One silver lining from trade tensions with China and fears about a slowing global economy – the same factors whipsawing the stock market – is that mortgage rates are heading lower.
That is helping homeowners and buyers alike.
People who bought in the last two to three years may pocket major savings by refinancing their mortgage, while those hunting for a new home may get a bit more spending power, thanks to lower rates.
The average rate on the 30-year fixed mortgage – the most popular for home purchases – fell to 4.01% for the week ending Aug. 2 from 4.08% the previous week, the Mortgage Bankers Association reported. That was the lowest level since November 2016.
The average rate for 15-year fixed-rate mortgages – a common refinance option – slipped from 3.48% to 3.37%, the lowest since September 2016, the MBA said.
Even lower rates are expected when the MBA releases its next report on Wednesday.
“The Federal Reserve cut rates as expected … but the bigger influence on the financial markets was the beginning of a trade war with China,” Mike Fratantoni, MBA’s chief economist, said in a statement. “The result was a sharp drop in mortgage rates, which will likely draw many refinance borrowers into the market in the coming weeks.”
As trade tensions escalated, jittery investors poured money into longer-term U.S. Treasurys, considered safe investments, lowering their yield. Fixed mortgage rates typically follow the yield on the 10-year Treasury.
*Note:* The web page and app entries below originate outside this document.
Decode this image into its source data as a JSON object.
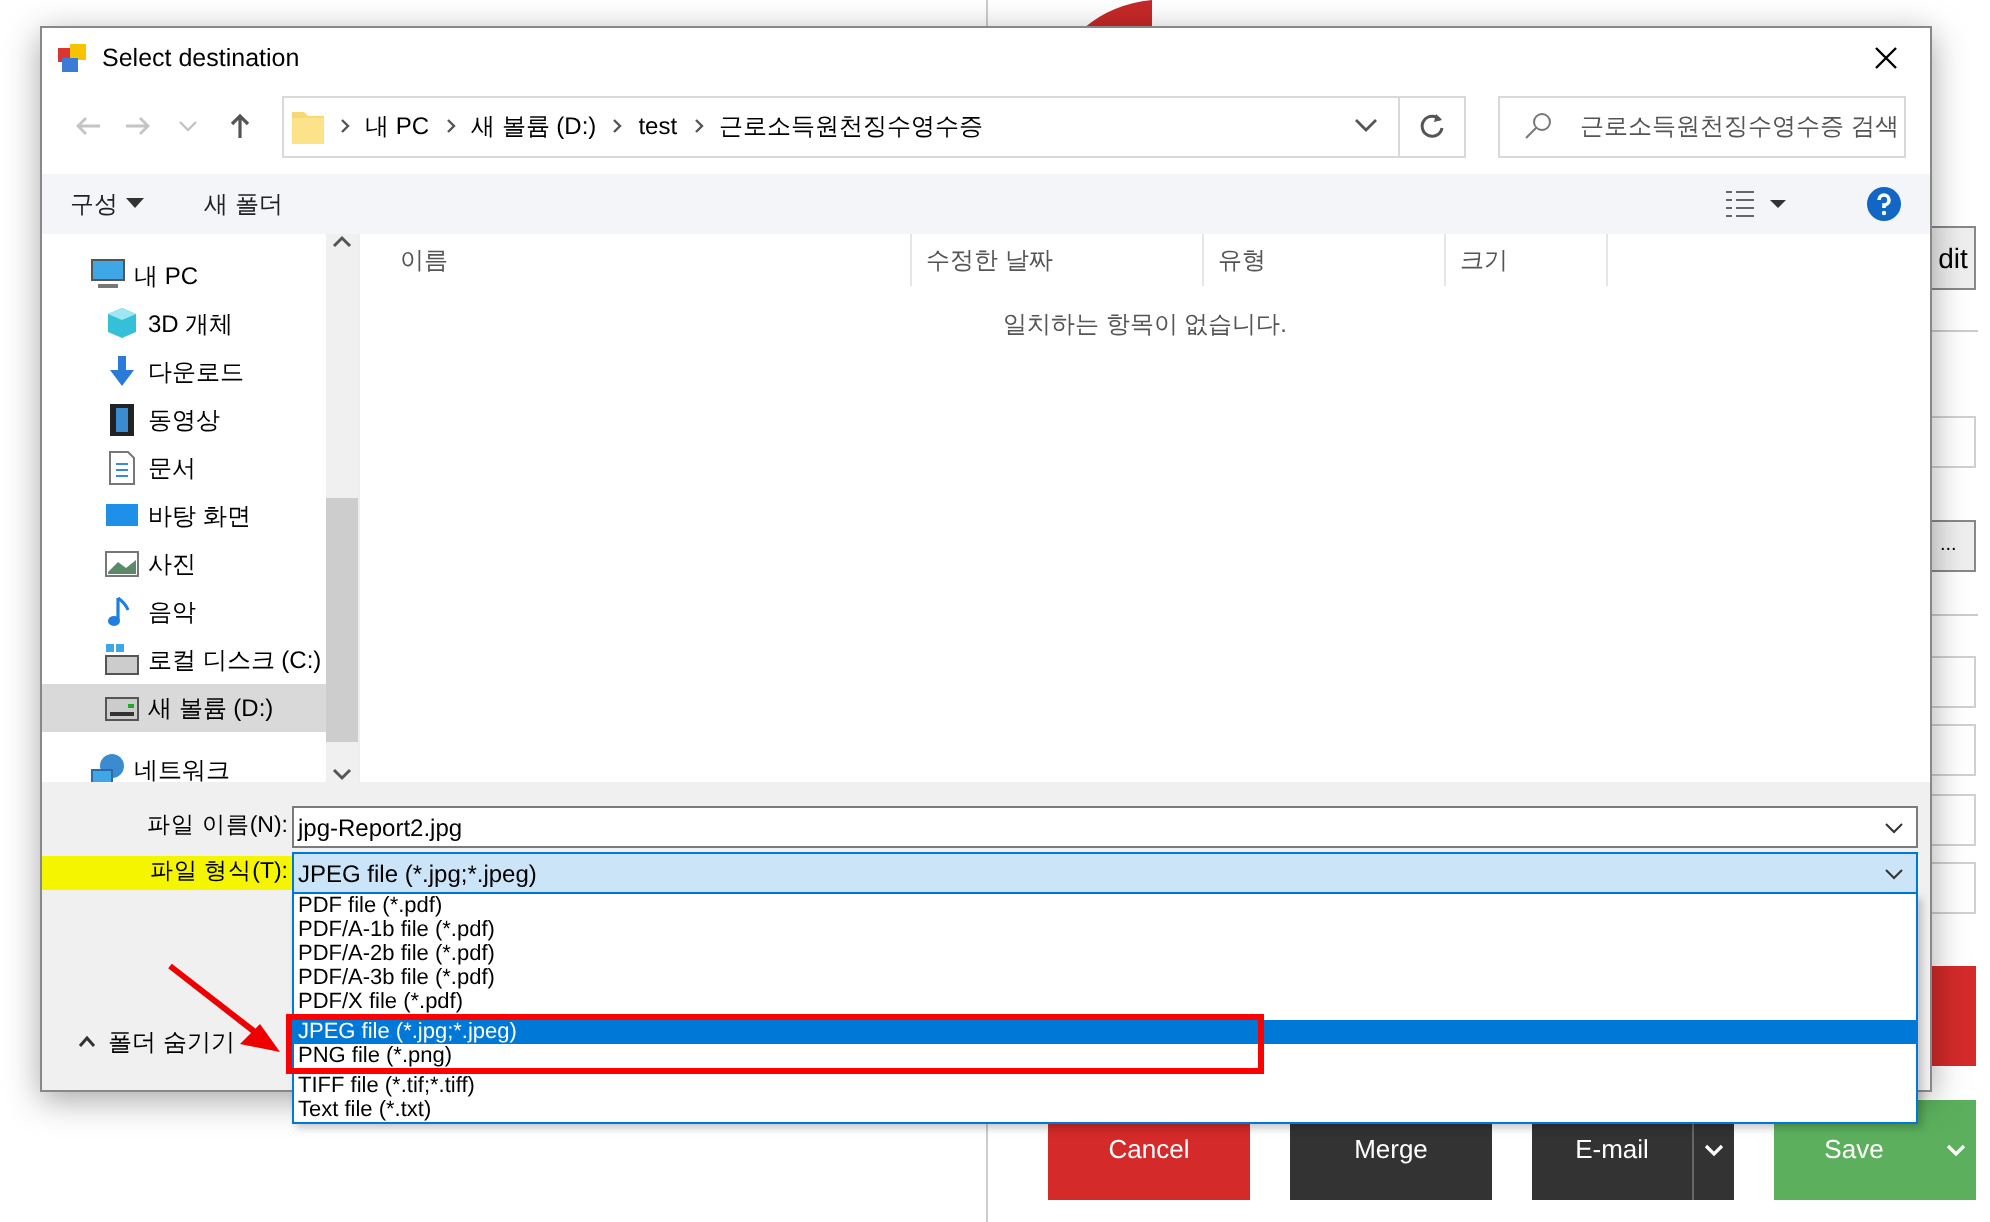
{
  "background_app": {
    "edit_button": "dit",
    "browse_button": "...",
    "buttons": [
      {
        "label": "Cancel",
        "kind": "cancel",
        "split": false
      },
      {
        "label": "Merge",
        "kind": "dark",
        "split": false
      },
      {
        "label": "E-mail",
        "kind": "dark",
        "split": true
      },
      {
        "label": "Save",
        "kind": "save",
        "split": true
      }
    ]
  },
  "dialog": {
    "title": "Select destination",
    "nav": [
      {
        "kind": "back",
        "disabled": true
      },
      {
        "kind": "forward",
        "disabled": true
      },
      {
        "kind": "recent",
        "disabled": true
      },
      {
        "kind": "up",
        "disabled": false
      }
    ],
    "breadcrumb": [
      "내 PC",
      "새 볼륨 (D:)",
      "test",
      "근로소득원천징수영수증"
    ],
    "search": {
      "placeholder": "근로소득원천징수영수증 검색"
    },
    "toolbar": {
      "organize": "구성",
      "new_folder": "새 폴더"
    },
    "sidebar": {
      "items": [
        {
          "label": "내 PC",
          "kind": "pc",
          "selected": false,
          "children": [
            {
              "label": "3D 개체",
              "kind": "cube",
              "selected": false
            },
            {
              "label": "다운로드",
              "kind": "download",
              "selected": false
            },
            {
              "label": "동영상",
              "kind": "video",
              "selected": false
            },
            {
              "label": "문서",
              "kind": "document",
              "selected": false
            },
            {
              "label": "바탕 화면",
              "kind": "desktop",
              "selected": false
            },
            {
              "label": "사진",
              "kind": "photo",
              "selected": false
            },
            {
              "label": "음악",
              "kind": "music",
              "selected": false
            },
            {
              "label": "로컬 디스크 (C:)",
              "kind": "drive-c",
              "selected": false
            },
            {
              "label": "새 볼륨 (D:)",
              "kind": "drive",
              "selected": true
            }
          ]
        },
        {
          "label": "네트워크",
          "kind": "network",
          "selected": false
        }
      ]
    },
    "columns": [
      "이름",
      "수정한 날짜",
      "유형",
      "크기"
    ],
    "empty_message": "일치하는 항목이 없습니다.",
    "file_name": {
      "label": "파일 이름(N):",
      "value": "jpg-Report2.jpg"
    },
    "file_type": {
      "label": "파일 형식(T):",
      "value": "JPEG file (*.jpg;*.jpeg)",
      "highlighted": true
    },
    "options": [
      {
        "label": "PDF file (*.pdf)",
        "selected": false
      },
      {
        "label": "PDF/A-1b file (*.pdf)",
        "selected": false
      },
      {
        "label": "PDF/A-2b file (*.pdf)",
        "selected": false
      },
      {
        "label": "PDF/A-3b file (*.pdf)",
        "selected": false
      },
      {
        "label": "PDF/X file (*.pdf)",
        "selected": false
      },
      {
        "label": "JPEG file (*.jpg;*.jpeg)",
        "selected": true
      },
      {
        "label": "PNG file (*.png)",
        "selected": false
      },
      {
        "label": "TIFF file (*.tif;*.tiff)",
        "selected": false
      },
      {
        "label": "Text file (*.txt)",
        "selected": false
      }
    ],
    "hide_folders": "폴더 숨기기"
  }
}
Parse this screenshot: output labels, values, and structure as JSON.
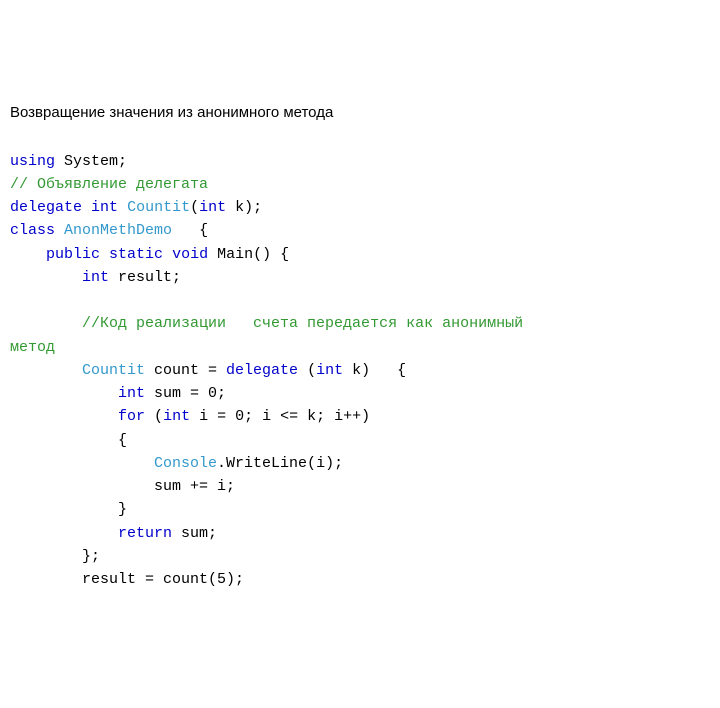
{
  "title": "Возвращение значения из анонимного метода",
  "code": {
    "t1": "using",
    "t2": " System;",
    "t3": "// Объявление делегата",
    "t4": "delegate",
    "t5": " ",
    "t6": "int",
    "t7": " ",
    "t8": "Countit",
    "t9": "(",
    "t10": "int",
    "t11": " k);",
    "t12": "class",
    "t13": " ",
    "t14": "AnonMethDemo",
    "t15": "   {",
    "t16": "    ",
    "t17": "public",
    "t18": " ",
    "t19": "static",
    "t20": " ",
    "t21": "void",
    "t22": " Main() {",
    "t23": "        ",
    "t24": "int",
    "t25": " result;",
    "t26": "        ",
    "t27": "//Код реализации   счета передается как анонимный",
    "t28": "метод",
    "t29": "        ",
    "t30": "Countit",
    "t31": " count = ",
    "t32": "delegate",
    "t33": " (",
    "t34": "int",
    "t35": " k)   {",
    "t36": "            ",
    "t37": "int",
    "t38": " sum = 0;",
    "t39": "            ",
    "t40": "for",
    "t41": " (",
    "t42": "int",
    "t43": " i = 0; i <= k; i++)",
    "t44": "            {",
    "t45": "                ",
    "t46": "Console",
    "t47": ".WriteLine(i);",
    "t48": "                sum += i;",
    "t49": "            }",
    "t50": "            ",
    "t51": "return",
    "t52": " sum;",
    "t53": "        };",
    "t54": "        result = count(5);"
  }
}
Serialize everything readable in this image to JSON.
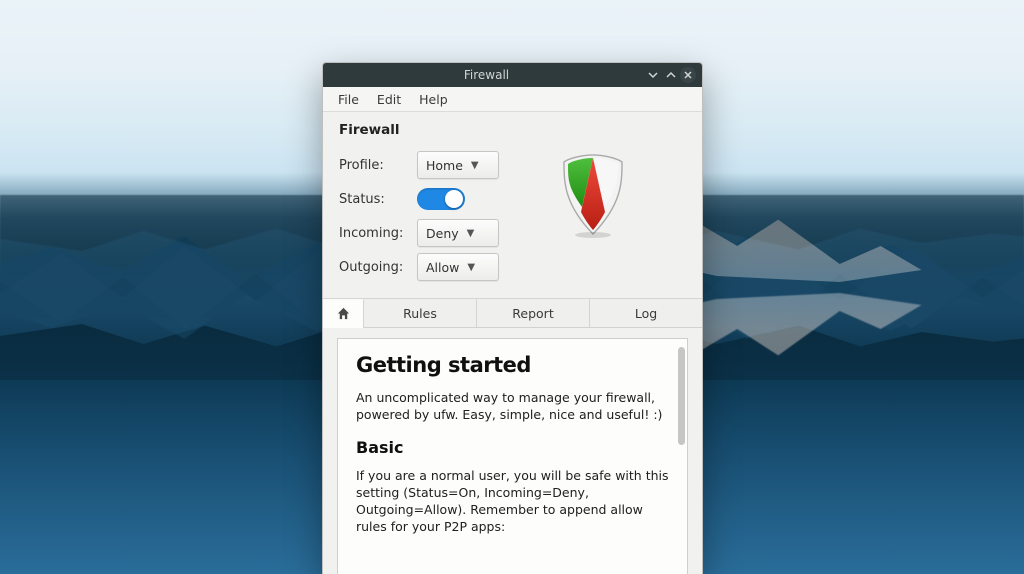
{
  "window": {
    "title": "Firewall"
  },
  "menubar": {
    "file": "File",
    "edit": "Edit",
    "help": "Help"
  },
  "panel": {
    "heading": "Firewall",
    "profile_label": "Profile:",
    "profile_value": "Home",
    "status_label": "Status:",
    "status_on": true,
    "incoming_label": "Incoming:",
    "incoming_value": "Deny",
    "outgoing_label": "Outgoing:",
    "outgoing_value": "Allow"
  },
  "tabs": {
    "home_icon": "home-icon",
    "rules": "Rules",
    "report": "Report",
    "log": "Log"
  },
  "doc": {
    "h1": "Getting started",
    "intro": "An uncomplicated way to manage your firewall, powered by ufw. Easy, simple, nice and useful! :)",
    "h2": "Basic",
    "basic": "If you are a normal user, you will be safe with this setting (Status=On, Incoming=Deny, Outgoing=Allow). Remember to append allow rules for your P2P apps:"
  }
}
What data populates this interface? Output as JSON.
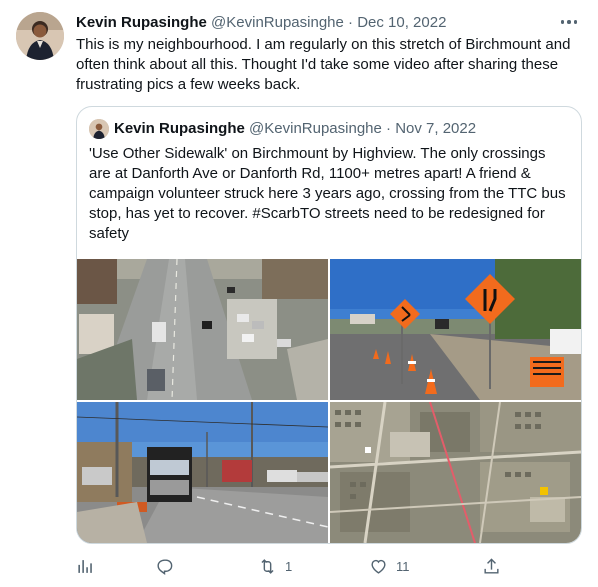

“We fully expect that refinance volume will jump even higher … given the further drop in rates,” Fratantoni said.
The volume of refinancing applications increased 12% from the previous week and was 116% higher than the same week a year earlier due to the decline in rates, according to the MBA.
John Stearns, a senior mortgage originator at American Fidelity Mortgage Services in Milwaukee, started three new refinancings, two of which were inspired by falling rates.
One homeowner has 16 years left on a 20-year mortgage. They are refinancing into a new 20-year at a lower rate and dropping private mortgage insurance, saving about $105 a month. A second owner has 17 years left on their 20-year mortgage and is refinancing into a new 15-year home loan, shaving two years off the life of the loan.
“It’s not just about a lower payment,” Stearns said. “If people are able to knock off a few years of the mortgage, that’s a good thing, too.”
Purchases stymied by market
Homebuyers who got preapproved for a loan earlier this year may find they can qualify for a bit more than before, said Scott Sheldon, branch manager at New American Funding in Santa Rosa, California.
“With today’s reduction in rates at about 1%, people are getting about $35,000 to $40,000 of extra spending power … right now versus a few months ago,” he said.
The problem is that homebuyers in many areas still face a limited supply of houses. They may be preapproved at a low rate for a mortgage, but can’t find a house to put it toward. The number of mortgage applications for purchases decreased 2% for the week ending Aug. 2 versus the week before.
Stearns, who closed recently on a purchase loan after the buyer was in the market for two years, is seeing new people come through the door looking to get preapproved.
“But who knows when they’ll find something to buy,” he said.